There seems to be a focus on the lack of diversity in children’s publishing regarding POC (people of colour) authors as well as the main characters of books for children. Do you see this as being a consideration as agents develop their author/illustrator lists?
Anna: Yes I do. The proportion of books written by people of colour or featuring black/Asian/ethnic minority characters does not fairly represent the population. It’s very important that we find and publish exciting new books by writers of colour and that kids are able to read books with main characters of their own ethnicity so that they can feel the world of books is one which is relevant and open to them.
Q: N S Ford @nsfordwriter
When I submit a novel to agents, will they look at my blog and tweets?
Anna: They might do if you want them to, and if you mention your blog and twitter handle in your approach letter. But primarily they’ll be looking at your novel. A great social media presence can be the icing on the cake – but the book is the cake.
Q: Caroline Icke @carolineicke
If you’re writing a potential series, should you mention this when querying agents with the first book? Should it go in the synopsis or query letter?
Anna: Firstly, the book needs to stand alone even if it’s part of a series – and you should pitch that first book hard in your query letter. But do also indicate in the letter that you have plans to potentially develop it as a series without getting into too much detail about the books that are to follow.

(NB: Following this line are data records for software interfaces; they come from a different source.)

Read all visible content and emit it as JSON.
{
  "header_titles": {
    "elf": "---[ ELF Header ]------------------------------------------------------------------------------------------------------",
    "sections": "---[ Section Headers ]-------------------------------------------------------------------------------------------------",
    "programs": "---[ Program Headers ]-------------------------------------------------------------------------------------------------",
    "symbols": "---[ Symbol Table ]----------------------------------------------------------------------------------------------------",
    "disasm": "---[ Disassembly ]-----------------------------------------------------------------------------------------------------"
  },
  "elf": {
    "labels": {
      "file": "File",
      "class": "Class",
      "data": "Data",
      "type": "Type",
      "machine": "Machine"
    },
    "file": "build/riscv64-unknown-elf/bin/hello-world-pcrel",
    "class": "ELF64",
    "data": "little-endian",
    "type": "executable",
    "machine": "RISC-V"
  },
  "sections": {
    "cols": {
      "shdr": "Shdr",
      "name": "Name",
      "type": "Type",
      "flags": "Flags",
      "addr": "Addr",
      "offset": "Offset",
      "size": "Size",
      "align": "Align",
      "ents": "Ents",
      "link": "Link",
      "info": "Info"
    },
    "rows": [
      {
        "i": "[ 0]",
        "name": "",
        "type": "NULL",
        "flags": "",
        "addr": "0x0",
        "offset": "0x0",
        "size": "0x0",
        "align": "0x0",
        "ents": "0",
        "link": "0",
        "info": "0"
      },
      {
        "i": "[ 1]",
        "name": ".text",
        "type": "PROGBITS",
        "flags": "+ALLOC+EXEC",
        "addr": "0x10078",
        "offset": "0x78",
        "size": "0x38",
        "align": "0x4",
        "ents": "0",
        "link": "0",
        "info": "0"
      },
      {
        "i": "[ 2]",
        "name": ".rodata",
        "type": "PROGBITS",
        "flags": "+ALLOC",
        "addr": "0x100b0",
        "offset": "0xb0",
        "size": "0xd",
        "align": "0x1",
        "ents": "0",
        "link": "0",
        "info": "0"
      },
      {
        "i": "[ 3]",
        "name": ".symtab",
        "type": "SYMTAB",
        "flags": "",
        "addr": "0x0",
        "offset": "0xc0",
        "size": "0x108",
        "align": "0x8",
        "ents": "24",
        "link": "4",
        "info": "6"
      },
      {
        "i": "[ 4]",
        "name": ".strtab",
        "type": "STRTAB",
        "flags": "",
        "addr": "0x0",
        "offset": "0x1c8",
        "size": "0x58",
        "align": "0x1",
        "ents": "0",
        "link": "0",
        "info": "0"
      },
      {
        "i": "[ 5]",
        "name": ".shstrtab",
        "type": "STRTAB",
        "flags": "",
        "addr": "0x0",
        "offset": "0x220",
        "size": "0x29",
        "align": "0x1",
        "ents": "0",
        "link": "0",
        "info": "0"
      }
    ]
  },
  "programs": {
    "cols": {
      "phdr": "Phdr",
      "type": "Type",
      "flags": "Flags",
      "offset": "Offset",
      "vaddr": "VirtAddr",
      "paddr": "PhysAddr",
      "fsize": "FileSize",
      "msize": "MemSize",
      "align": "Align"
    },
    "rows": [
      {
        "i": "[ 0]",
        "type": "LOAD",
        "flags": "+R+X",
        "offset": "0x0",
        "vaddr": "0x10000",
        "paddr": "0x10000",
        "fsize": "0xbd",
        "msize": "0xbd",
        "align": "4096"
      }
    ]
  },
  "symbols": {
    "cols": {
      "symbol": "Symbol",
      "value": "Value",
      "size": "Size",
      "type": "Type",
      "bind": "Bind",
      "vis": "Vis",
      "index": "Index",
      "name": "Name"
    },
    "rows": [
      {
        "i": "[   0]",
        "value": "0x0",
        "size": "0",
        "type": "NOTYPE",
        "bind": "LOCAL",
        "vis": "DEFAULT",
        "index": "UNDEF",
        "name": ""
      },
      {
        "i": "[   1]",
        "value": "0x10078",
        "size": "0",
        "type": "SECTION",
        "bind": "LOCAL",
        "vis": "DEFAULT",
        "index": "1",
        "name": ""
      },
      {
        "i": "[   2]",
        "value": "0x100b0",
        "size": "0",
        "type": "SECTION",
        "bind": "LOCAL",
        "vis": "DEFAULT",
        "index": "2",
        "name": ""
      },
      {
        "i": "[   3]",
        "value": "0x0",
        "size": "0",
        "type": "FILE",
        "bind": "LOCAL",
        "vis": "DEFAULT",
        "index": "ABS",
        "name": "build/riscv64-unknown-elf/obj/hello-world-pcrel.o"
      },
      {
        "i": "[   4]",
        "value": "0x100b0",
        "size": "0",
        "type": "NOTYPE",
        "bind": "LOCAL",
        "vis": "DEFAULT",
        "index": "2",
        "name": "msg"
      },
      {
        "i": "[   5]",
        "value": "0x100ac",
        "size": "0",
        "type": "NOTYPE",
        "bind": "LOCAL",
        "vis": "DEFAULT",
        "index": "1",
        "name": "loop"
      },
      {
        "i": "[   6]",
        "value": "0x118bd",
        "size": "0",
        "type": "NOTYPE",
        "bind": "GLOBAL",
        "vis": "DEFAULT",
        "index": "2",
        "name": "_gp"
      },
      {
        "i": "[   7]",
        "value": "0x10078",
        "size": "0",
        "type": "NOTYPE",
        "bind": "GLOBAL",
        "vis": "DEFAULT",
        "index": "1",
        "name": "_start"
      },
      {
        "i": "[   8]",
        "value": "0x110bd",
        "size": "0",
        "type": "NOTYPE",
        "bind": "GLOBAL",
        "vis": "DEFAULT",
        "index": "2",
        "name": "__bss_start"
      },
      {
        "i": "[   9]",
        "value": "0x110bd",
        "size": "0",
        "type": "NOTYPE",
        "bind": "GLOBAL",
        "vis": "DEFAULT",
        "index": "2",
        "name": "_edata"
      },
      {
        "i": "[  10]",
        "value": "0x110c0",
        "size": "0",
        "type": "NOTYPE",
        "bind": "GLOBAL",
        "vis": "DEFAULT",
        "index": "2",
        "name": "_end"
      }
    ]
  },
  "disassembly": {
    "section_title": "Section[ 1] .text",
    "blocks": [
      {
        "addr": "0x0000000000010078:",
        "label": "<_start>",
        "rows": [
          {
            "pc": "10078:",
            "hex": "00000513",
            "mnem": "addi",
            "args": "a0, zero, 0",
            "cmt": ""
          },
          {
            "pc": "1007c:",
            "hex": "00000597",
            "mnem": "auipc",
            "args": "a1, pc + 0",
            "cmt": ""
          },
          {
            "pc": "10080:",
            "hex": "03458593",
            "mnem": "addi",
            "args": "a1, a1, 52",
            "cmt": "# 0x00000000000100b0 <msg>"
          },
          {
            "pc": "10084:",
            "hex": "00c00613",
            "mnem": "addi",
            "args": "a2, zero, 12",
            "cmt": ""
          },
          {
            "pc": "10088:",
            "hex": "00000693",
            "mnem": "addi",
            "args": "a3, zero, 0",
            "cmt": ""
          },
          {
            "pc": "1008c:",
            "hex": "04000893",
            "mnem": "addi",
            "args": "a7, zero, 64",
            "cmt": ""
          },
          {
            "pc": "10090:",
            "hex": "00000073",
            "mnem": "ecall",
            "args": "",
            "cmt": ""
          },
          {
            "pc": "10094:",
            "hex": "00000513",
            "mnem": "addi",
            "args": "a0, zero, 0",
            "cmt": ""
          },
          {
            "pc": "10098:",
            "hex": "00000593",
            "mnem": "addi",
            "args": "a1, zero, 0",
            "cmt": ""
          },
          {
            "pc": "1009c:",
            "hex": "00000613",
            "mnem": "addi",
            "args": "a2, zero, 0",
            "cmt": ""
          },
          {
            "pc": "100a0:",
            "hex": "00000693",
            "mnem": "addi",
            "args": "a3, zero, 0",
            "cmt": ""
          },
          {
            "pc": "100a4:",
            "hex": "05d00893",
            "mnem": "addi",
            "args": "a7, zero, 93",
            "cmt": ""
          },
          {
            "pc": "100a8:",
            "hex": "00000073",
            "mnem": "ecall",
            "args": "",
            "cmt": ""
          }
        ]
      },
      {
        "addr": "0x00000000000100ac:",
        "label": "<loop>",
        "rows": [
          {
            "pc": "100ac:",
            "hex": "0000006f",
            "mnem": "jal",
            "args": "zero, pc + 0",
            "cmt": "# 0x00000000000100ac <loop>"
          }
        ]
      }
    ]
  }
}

Q: Jamesy Cottar @jamesy_cottar
I would like to #AskAnna what kind of query letter she responds well to. I thought writing my first novel would be the hard part, but now I don’t know whether to highlight characters, plot or themes to hook an agent.
Anna: Keep your letter short and focused. Just three paragraphs: 1. A short pitch for the book – barely more than an elevator pitch with what’s at the heart of the book; 2. A bit about you – keep it relevant; 3. Why you’re targeting this particular agent. We have lots more about this in our Edit & Pitch Your Novel online course.

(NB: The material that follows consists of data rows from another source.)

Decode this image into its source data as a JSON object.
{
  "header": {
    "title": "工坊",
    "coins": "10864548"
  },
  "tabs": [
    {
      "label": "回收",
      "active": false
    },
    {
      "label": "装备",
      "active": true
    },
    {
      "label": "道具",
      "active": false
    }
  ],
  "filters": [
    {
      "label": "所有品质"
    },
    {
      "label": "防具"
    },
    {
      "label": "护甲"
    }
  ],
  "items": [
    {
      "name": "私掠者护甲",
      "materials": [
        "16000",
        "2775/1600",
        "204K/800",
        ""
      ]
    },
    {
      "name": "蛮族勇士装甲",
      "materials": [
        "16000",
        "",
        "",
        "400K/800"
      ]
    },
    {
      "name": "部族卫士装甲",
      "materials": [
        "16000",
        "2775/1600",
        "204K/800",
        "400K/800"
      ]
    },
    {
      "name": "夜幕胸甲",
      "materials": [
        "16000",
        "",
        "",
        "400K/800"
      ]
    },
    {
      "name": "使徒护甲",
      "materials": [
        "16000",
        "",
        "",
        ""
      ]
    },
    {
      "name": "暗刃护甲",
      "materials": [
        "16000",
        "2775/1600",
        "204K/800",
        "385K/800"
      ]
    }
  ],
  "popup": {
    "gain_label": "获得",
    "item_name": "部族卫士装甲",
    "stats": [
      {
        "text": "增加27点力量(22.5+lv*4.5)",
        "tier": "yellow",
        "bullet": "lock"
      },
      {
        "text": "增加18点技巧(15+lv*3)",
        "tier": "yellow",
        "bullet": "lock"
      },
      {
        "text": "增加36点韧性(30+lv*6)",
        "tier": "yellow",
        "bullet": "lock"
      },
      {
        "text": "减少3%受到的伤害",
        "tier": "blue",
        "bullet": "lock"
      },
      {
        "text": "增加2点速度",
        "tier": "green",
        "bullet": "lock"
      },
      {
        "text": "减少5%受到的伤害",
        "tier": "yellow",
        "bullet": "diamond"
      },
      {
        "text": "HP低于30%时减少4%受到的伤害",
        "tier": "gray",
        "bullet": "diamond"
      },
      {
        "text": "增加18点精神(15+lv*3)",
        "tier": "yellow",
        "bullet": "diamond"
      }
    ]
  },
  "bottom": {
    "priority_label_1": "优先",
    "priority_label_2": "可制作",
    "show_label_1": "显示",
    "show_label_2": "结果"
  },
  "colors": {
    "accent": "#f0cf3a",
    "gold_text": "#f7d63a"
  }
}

Q: Elizabeth MacKinney @Elizabe62668090
I’m thinking of self-publishing one of my novels. Will this have a negative effect on my chances of later being traditionally published? Using a different novel, of course.
Anna: No, not at all. But I would advise you get a strategy in place to make sure you can promote and sell your book well. If you achieve great sales it will be a big plus when you approach agents/publihers with a future project. If it doesn’t sell well, then simply don’t mention it in future pitches.
Q: Pushpinder Kaur @pushpwrites
How to move past creative blocks? Esp due to self-doubt
Anna: Keep writing – every day if you can. Use prompts, notebooks etc to find your way in. Look for supportive writing peers on our courses such as Starting to Write Your Novel and Write to the End of Your Novel – and/or in local writing groups – and of course on social media in the friendlier places.
Q: David Edgardo @DavidEdgardoM
What is the most fulfilling aspect being part of Curtis Brown Creative?
Anna: I LOVE it when writers tell us they have found our courses inspiring/helpful/enjoyable. It’s obviously great to find talented writers who then get publishing deals and say that we helped with that – but actually the publishing thing isn’t everything.
If you enjoy #AskAnna be sure to check out our #WriteCBC Twitter competition: On the first Thursday of every month we share a writing tip and writing task from a different special guest on our blog and on Twitter. You can respond in a tweet using the hashtag #WriteCBC and tagging us @cbcreative. The next #WriteCBC writing competition will take place on February 7th. You can find out more about how to take part here.
There’s plenty of invaluable pieces of writing advice and industry inside knowledge from Anna on our six-week online novel writing courses:
Starting to Write Your Novel – starting 16th January September (sign up by 14th January)
Write to the End of Your Novel – starting 17th January (sign up by 14th January)
Edit & Pitch Your Novel – starting 24th January (sign up by 21st January)